Another hazard in Afghanistan is the notorious “wind of 120 days” that screams down central Asia in summer. These winds are like the “black dusters” of Dust Bowl days in the 1930s that drove so many people from their farms and homes in the United States — yet these are annual occurrences in Afghanistan, and they last a third of the year. The great wind velocities (at more than 185 kilometers per hour) strip soil from the ground, stir up huge dust storms, and produce all sorts of eye and respiratory diseases. During other seasons, frontal storms from the westerly winds or monsoon deluges from the south unleash rapid, catastrophic, wet debris flows that overwhelm bridges, houses and agriculture on the widespread alluvial fans.
The people of Afghanistan (and our military) have to learn to live with the hazards that strike the country. But we can help lessen the effects. To help with part of this, UNO is co-sponsoring the Second Hindu Kush Conference in Kabul in late September that features symposia and workshops for geoscientists, engineers, planners, archaeologists and investors from around the world. A primary focus of the conference is geosciences issues, from hazards to resource development. For those who cannot travel to Afghanistan, we will have electronic links to allow virtual participation.
Afghanistan is a hard place with a tough people, but we cannot abandon it as we did so shortsightedly in the 1990s. Problems in Afghanistan tend to become problems from Afghanistan, and we can never let that happen again. Instead, we must help our military coalition keep the pressure on the Taliban and on al Qaeda, and not walk out on the people of Afghanistan who want us there to keep the terrorists at bay. One of the ways to help our military is to give them the skills to help build up the country and minimize the suffering from natural hazards, much less the resurgent Taliban. Environmentally sound resource exploitation might be a key to eventual reconstruction and even marginal pacification of that struggling place.

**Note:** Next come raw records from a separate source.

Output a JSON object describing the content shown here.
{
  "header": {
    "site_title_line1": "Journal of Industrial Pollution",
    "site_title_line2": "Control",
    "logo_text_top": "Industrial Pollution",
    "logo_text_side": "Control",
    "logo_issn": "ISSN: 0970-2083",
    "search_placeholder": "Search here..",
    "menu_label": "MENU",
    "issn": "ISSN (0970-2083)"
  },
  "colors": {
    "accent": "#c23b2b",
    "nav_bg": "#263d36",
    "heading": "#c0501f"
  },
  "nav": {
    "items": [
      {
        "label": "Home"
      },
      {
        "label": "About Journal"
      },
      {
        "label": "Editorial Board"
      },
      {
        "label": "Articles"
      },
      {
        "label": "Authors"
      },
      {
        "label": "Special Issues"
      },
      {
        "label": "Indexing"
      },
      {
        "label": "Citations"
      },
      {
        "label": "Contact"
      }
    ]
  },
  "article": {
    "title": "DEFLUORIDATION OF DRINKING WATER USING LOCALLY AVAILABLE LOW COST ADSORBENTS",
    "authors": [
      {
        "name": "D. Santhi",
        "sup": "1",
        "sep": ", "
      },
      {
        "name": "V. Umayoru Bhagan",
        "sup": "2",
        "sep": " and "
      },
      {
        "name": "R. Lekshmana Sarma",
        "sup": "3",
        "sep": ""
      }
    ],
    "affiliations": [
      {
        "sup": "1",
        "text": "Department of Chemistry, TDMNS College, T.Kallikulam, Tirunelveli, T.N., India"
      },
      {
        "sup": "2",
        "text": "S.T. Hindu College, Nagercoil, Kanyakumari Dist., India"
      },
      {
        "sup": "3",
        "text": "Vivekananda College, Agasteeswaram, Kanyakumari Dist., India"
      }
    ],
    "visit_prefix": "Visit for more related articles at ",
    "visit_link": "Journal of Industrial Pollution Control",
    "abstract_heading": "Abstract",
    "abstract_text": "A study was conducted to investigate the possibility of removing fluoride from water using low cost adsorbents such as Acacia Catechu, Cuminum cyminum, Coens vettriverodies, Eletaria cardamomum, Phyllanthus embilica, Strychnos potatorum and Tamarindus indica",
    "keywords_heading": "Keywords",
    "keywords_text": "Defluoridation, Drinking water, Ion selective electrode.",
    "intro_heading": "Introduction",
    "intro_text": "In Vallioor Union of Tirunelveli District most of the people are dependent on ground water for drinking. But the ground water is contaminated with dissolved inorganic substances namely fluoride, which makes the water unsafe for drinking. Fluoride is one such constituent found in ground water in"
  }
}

© 2008-2021. All rights reserved. Any copying, redistribution or retransmission of any of the contents of this service without the expressed written permission of the American Geosciences Institute is expressly prohibited. Click here for all copyright requests.